  • A starting rotation where the fifth starter, Josh Beckett, could be a No. 2 guy on most teams (if he's healthy), and where they have two guys in Paul Maholm and Chad Billingsley who likely won't even make the rotation if everyone else stays healthy.
  • A lineup that didn't score all that many runs (649 -- just 39 more than the Cubs did), but didn't have to because the pitching was so good.
  • A young(ish) bullpen led by Kenley Jansen, who struck out 111 and walked just 18 in 76⅓ innings.

This team muddled its way through much of 2013 before having one of the most amazing two-month runs in recent major-league history; they went 42-12 in July and August, roaring from 12 games under .500 and 9½ games out of first place June 20 to 83-55 and 13½ games ahead September 3. Even a 9-15 finish after that lead didn't cost them the division title. They dispatched the Braves rather easily in the Division Series, then lost the NLCS to the Cardinals.

But did they panic? Did they say they weren't lefthanded enough?

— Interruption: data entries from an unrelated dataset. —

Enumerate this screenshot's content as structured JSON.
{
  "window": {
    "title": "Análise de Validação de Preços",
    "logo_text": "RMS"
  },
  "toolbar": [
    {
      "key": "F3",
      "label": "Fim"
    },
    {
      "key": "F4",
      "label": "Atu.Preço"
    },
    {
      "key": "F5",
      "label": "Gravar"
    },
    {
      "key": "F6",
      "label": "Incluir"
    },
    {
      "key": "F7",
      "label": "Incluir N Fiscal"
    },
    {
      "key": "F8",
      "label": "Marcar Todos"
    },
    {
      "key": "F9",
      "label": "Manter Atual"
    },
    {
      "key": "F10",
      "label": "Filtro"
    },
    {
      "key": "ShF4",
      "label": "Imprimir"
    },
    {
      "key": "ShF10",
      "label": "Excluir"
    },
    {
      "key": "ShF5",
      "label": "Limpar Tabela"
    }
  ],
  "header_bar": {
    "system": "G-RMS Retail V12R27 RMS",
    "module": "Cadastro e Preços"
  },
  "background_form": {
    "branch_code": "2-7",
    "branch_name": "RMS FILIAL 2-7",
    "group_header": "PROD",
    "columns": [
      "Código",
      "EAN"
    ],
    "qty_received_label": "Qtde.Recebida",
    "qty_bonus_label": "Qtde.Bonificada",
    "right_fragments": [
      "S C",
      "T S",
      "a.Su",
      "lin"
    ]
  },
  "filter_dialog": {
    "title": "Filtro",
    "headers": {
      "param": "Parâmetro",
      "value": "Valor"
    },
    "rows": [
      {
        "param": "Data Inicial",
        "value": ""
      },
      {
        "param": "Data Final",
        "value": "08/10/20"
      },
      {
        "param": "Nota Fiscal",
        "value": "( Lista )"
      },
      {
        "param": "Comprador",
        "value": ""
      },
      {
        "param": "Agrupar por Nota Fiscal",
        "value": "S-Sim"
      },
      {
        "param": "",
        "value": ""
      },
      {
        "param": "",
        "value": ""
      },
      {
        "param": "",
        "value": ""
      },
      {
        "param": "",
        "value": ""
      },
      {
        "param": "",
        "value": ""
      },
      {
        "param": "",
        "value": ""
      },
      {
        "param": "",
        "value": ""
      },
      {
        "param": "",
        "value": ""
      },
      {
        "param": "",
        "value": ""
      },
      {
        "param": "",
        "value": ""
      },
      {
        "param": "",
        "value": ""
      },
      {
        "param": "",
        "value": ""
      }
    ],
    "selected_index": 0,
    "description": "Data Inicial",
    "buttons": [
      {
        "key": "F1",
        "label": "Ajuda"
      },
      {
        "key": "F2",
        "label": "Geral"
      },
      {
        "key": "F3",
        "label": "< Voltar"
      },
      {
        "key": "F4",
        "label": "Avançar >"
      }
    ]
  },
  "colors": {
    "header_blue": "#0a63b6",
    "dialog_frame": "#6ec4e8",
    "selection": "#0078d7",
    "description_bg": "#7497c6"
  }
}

No, because they didn't have to, with this stacked pitching staff. Their biggest move of the offseason was signing Clayton Kershaw to a long-term contract extension. The only real change to the Dodgers' starting lineup will be at second base, where last year's incumbent, Mark Ellis, departed via free agency. The Dodgers' depth chart lists Cuban signee Alex Guerrero as their starting second baseman. Guerrero got a four-year, $28 million deal from the Dodgers and they hope that the 26-year-old, who showed power and speed in Cuba, can translate those talents to MLB.

Otherwise, this is a stacked team without any real holes, and they can probably win the N.L. West even if the oft-injured Matt Kemp doesn't make a full recovery from his ankle injury. Does all the spending guarantee a World Series title? Not with the crapshoot that is the modern baseball postseason.

The Cubs could wind up being a very different team by the time they first play the Dodgers this year, as that series comes right after the non-waiver trading deadline: August 1-2-3 in Los Angeles. The Dodgers will be the only non-divisional opponent to visit Wrigley Field in September; that series is September 18-19-20-21.